* _TASK TO COMPLETE_
Drop the images. Copy every line below character for character.
== GIVEN RECORDS
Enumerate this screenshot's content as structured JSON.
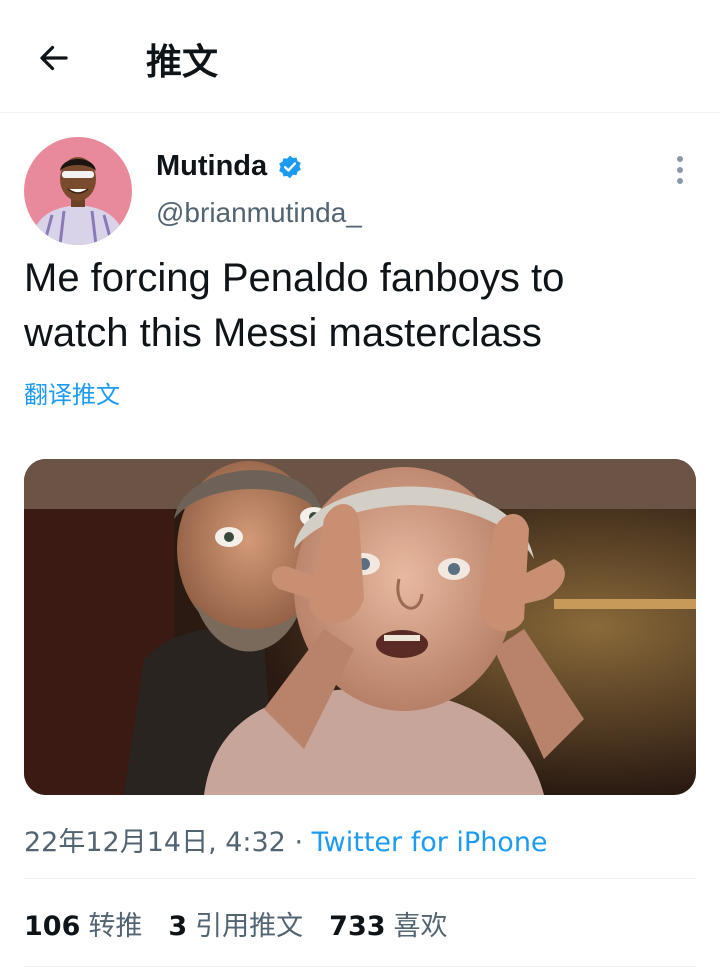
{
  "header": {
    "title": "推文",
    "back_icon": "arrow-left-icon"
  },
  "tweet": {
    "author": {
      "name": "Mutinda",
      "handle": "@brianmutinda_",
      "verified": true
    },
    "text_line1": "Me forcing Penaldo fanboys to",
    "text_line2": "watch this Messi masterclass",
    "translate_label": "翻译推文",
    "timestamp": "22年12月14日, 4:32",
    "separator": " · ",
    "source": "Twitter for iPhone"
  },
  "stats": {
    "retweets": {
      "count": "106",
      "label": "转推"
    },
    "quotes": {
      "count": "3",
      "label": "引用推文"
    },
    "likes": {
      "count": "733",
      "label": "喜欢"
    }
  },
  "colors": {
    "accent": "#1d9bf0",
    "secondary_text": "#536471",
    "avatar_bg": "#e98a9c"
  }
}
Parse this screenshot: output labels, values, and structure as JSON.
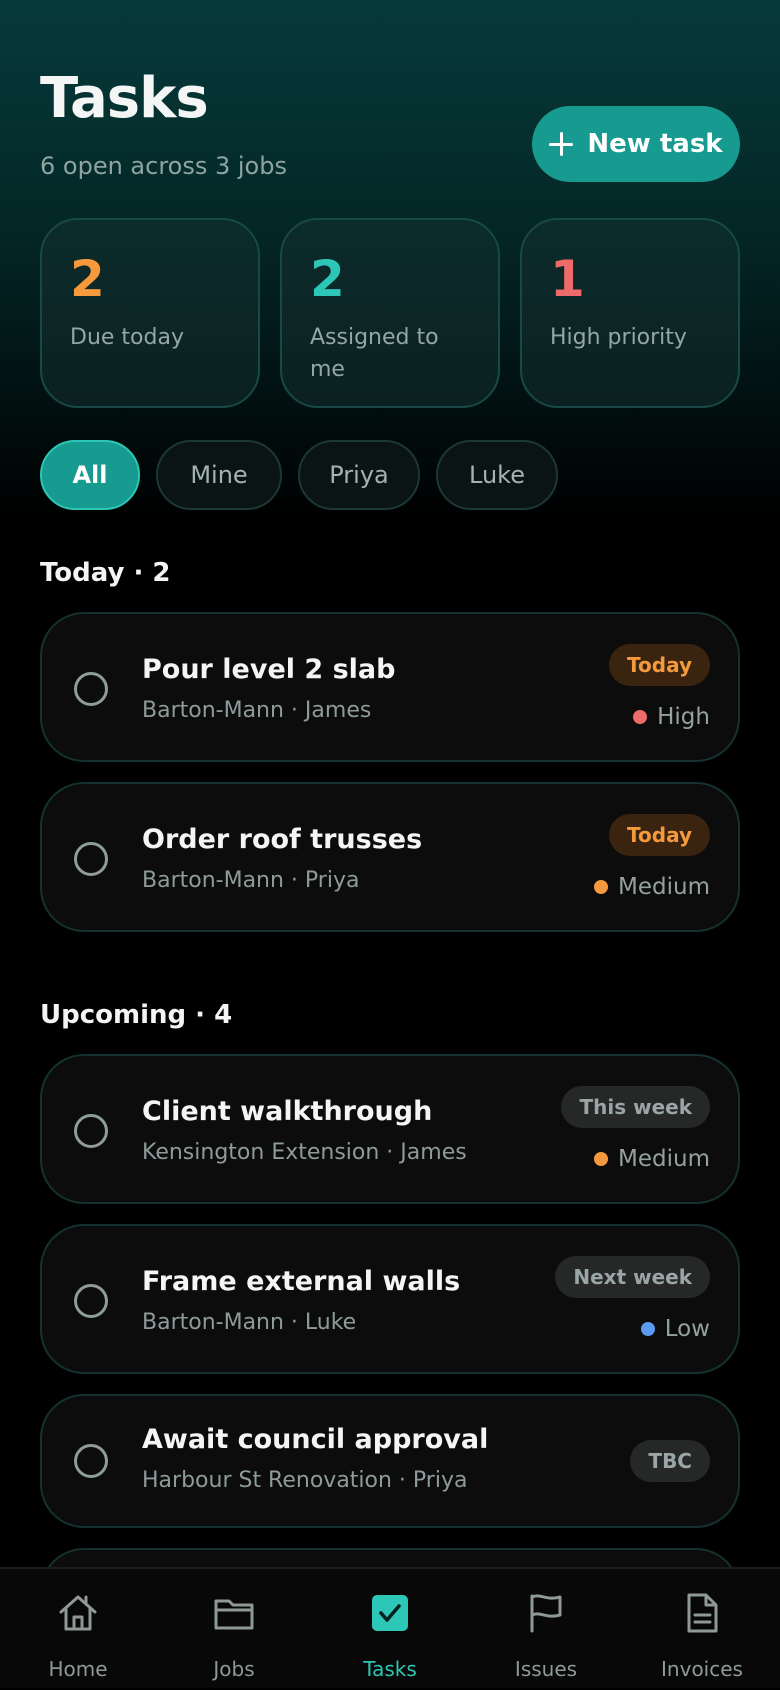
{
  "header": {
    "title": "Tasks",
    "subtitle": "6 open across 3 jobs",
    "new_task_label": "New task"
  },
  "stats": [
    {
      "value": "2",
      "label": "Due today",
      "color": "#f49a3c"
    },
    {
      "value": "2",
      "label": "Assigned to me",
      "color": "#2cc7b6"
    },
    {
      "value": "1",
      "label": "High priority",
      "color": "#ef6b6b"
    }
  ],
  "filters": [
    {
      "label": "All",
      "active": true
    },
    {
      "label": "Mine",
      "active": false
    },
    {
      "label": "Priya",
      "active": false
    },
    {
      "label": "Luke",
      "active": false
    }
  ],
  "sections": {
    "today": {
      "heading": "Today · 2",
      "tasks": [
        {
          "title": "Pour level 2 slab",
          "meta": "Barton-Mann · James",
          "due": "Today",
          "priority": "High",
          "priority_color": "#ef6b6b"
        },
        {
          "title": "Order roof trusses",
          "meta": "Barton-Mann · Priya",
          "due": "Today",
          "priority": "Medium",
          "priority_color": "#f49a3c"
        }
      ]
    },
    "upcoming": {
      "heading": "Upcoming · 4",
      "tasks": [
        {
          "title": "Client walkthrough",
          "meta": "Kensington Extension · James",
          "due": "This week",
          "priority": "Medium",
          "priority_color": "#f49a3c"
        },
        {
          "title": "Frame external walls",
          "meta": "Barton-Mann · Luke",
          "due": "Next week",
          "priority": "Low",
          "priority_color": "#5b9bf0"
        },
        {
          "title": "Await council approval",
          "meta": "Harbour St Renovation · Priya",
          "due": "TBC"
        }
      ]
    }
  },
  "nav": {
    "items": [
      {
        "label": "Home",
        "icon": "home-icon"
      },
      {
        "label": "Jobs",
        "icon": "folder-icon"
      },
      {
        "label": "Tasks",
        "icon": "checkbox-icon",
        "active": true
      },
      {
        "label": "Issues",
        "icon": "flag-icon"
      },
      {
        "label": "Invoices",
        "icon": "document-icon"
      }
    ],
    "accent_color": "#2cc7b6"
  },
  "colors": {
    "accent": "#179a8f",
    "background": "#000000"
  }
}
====
* _EXERCISE RESPONSE_
Enumerate this screenshot's content as structured JSON.
{
  "header": {
    "title": "推文",
    "back_icon": "arrow-left-icon"
  },
  "tweet": {
    "author": {
      "name": "Mutinda",
      "handle": "@brianmutinda_",
      "verified": true
    },
    "text_line1": "Me forcing Penaldo fanboys to",
    "text_line2": "watch this Messi masterclass",
    "translate_label": "翻译推文",
    "timestamp": "22年12月14日, 4:32",
    "separator": " · ",
    "source": "Twitter for iPhone"
  },
  "stats": {
    "retweets": {
      "count": "106",
      "label": "转推"
    },
    "quotes": {
      "count": "3",
      "label": "引用推文"
    },
    "likes": {
      "count": "733",
      "label": "喜欢"
    }
  },
  "colors": {
    "accent": "#1d9bf0",
    "secondary_text": "#536471",
    "avatar_bg": "#e98a9c"
  }
}
Parse this screenshot: output labels, values, and structure as JSON.
{
  "header": {
    "title": "Tasks",
    "subtitle": "6 open across 3 jobs",
    "new_task_label": "New task"
  },
  "stats": [
    {
      "value": "2",
      "label": "Due today",
      "color": "#f49a3c"
    },
    {
      "value": "2",
      "label": "Assigned to me",
      "color": "#2cc7b6"
    },
    {
      "value": "1",
      "label": "High priority",
      "color": "#ef6b6b"
    }
  ],
  "filters": [
    {
      "label": "All",
      "active": true
    },
    {
      "label": "Mine",
      "active": false
    },
    {
      "label": "Priya",
      "active": false
    },
    {
      "label": "Luke",
      "active": false
    }
  ],
  "sections": {
    "today": {
      "heading": "Today · 2",
      "tasks": [
        {
          "title": "Pour level 2 slab",
          "meta": "Barton-Mann · James",
          "due": "Today",
          "priority": "High",
          "priority_color": "#ef6b6b"
        },
        {
          "title": "Order roof trusses",
          "meta": "Barton-Mann · Priya",
          "due": "Today",
          "priority": "Medium",
          "priority_color": "#f49a3c"
        }
      ]
    },
    "upcoming": {
      "heading": "Upcoming · 4",
      "tasks": [
        {
          "title": "Client walkthrough",
          "meta": "Kensington Extension · James",
          "due": "This week",
          "priority": "Medium",
          "priority_color": "#f49a3c"
        },
        {
          "title": "Frame external walls",
          "meta": "Barton-Mann · Luke",
          "due": "Next week",
          "priority": "Low",
          "priority_color": "#5b9bf0"
        },
        {
          "title": "Await council approval",
          "meta": "Harbour St Renovation · Priya",
          "due": "TBC"
        }
      ]
    }
  },
  "nav": {
    "items": [
      {
        "label": "Home",
        "icon": "home-icon"
      },
      {
        "label": "Jobs",
        "icon": "folder-icon"
      },
      {
        "label": "Tasks",
        "icon": "checkbox-icon",
        "active": true
      },
      {
        "label": "Issues",
        "icon": "flag-icon"
      },
      {
        "label": "Invoices",
        "icon": "document-icon"
      }
    ],
    "accent_color": "#2cc7b6"
  },
  "colors": {
    "accent": "#179a8f",
    "background": "#000000"
  }
}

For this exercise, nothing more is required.